What you need to do: List all lines of the data that include the string "X向斜面钢筋".

+++

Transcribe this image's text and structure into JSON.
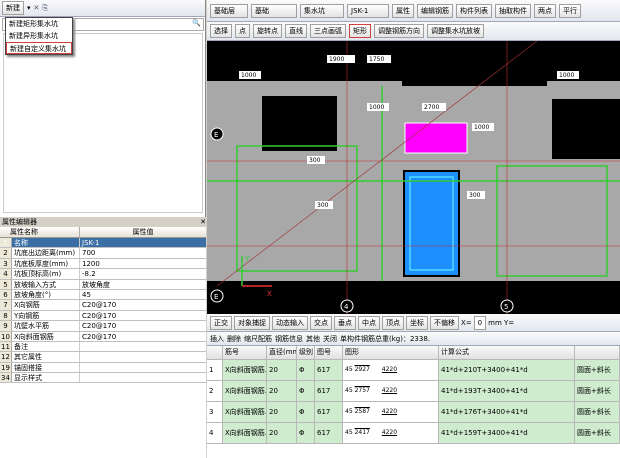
{
  "toolbar_left": {
    "new_label": "新建"
  },
  "new_menu": {
    "items": [
      "新建矩形集水坑",
      "新建异形集水坑",
      "新建自定义集水坑"
    ]
  },
  "top_toolbar": {
    "floor": "基础层",
    "category": "基础",
    "type": "集水坑",
    "component": "JSK-1",
    "buttons": [
      "属性",
      "编辑钢筋",
      "构件列表",
      "抽取构件",
      "两点",
      "平行"
    ]
  },
  "draw_toolbar": {
    "buttons": [
      "选择",
      "点",
      "旋转点",
      "直线",
      "三点画弧",
      "矩形",
      "调整钢筋方向",
      "调整集水坑放坡"
    ]
  },
  "props": {
    "title": "属性编辑器",
    "col_name": "属性名称",
    "col_value": "属性值",
    "rows": [
      {
        "n": "1",
        "label": "名称",
        "value": "JSK-1"
      },
      {
        "n": "2",
        "label": "坑底出边距离(mm)",
        "value": "700"
      },
      {
        "n": "3",
        "label": "坑底板厚度(mm)",
        "value": "1200"
      },
      {
        "n": "4",
        "label": "坑板顶标高(m)",
        "value": "-8.2"
      },
      {
        "n": "5",
        "label": "放坡输入方式",
        "value": "放坡角度"
      },
      {
        "n": "6",
        "label": "放坡角度(°)",
        "value": "45"
      },
      {
        "n": "7",
        "label": "X向钢筋",
        "value": "C20@170"
      },
      {
        "n": "8",
        "label": "Y向钢筋",
        "value": "C20@170"
      },
      {
        "n": "9",
        "label": "坑壁水平筋",
        "value": "C20@170"
      },
      {
        "n": "10",
        "label": "X向斜面钢筋",
        "value": "C20@170"
      },
      {
        "n": "11",
        "label": "备注",
        "value": ""
      },
      {
        "n": "12",
        "label": "其它属性",
        "value": ""
      },
      {
        "n": "19",
        "label": "锚固搭接",
        "value": ""
      },
      {
        "n": "34",
        "label": "显示样式",
        "value": ""
      }
    ]
  },
  "cad": {
    "dims": [
      "1900",
      "1750",
      "1000",
      "1000",
      "2700",
      "1000",
      "1000",
      "300",
      "300",
      "300"
    ],
    "axes": [
      "E",
      "E",
      "4",
      "5",
      "4"
    ],
    "axis_y": "Y",
    "axis_x": "X"
  },
  "snap_toolbar": {
    "items": [
      "正交",
      "对象捕捉",
      "动态输入",
      "交点",
      "垂点",
      "中点",
      "顶点",
      "坐标",
      "不偏移",
      "X=",
      "0",
      "mm Y="
    ]
  },
  "rebar_toolbar": {
    "items": [
      "插入",
      "删除",
      "缩尺配筋",
      "钢筋信息",
      "其他",
      "关闭",
      "单构件钢筋总重(kg)：2338."
    ]
  },
  "rebar_table": {
    "headers": [
      "",
      "筋号",
      "直径(mm)",
      "级别",
      "图号",
      "图形",
      "计算公式",
      ""
    ],
    "rows": [
      {
        "n": "1",
        "name": "X向斜面钢筋.1",
        "d": "20",
        "grade": "Φ",
        "fig": "617",
        "shape_a": "45",
        "shape_b": "2927",
        "shape_c": "4220",
        "formula": "41*d+210T+3400+41*d",
        "note": "圆面+斜长"
      },
      {
        "n": "2",
        "name": "X向斜面钢筋.2",
        "d": "20",
        "grade": "Φ",
        "fig": "617",
        "shape_a": "45",
        "shape_b": "2757",
        "shape_c": "4220",
        "formula": "41*d+193T+3400+41*d",
        "note": "圆面+斜长"
      },
      {
        "n": "3",
        "name": "X向斜面钢筋.3",
        "d": "20",
        "grade": "Φ",
        "fig": "617",
        "shape_a": "45",
        "shape_b": "2587",
        "shape_c": "4220",
        "formula": "41*d+176T+3400+41*d",
        "note": "圆面+斜长"
      },
      {
        "n": "4",
        "name": "X向斜面钢筋.4",
        "d": "20",
        "grade": "Φ",
        "fig": "617",
        "shape_a": "45",
        "shape_b": "2417",
        "shape_c": "4220",
        "formula": "41*d+159T+3400+41*d",
        "note": "圆面+斜长"
      }
    ]
  },
  "colors": {
    "cad_bg": "#000000",
    "cad_wall": "#a8a8a8",
    "highlight": "#ff00ff",
    "selected_pit": "#1e8fff",
    "rebar_row": "#cfeccf"
  }
}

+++

Response to the exercise:
        "label": "X向斜面钢筋",
        "name": "X向斜面钢筋.1",
        "name": "X向斜面钢筋.2",
        "name": "X向斜面钢筋.3",
        "name": "X向斜面钢筋.4",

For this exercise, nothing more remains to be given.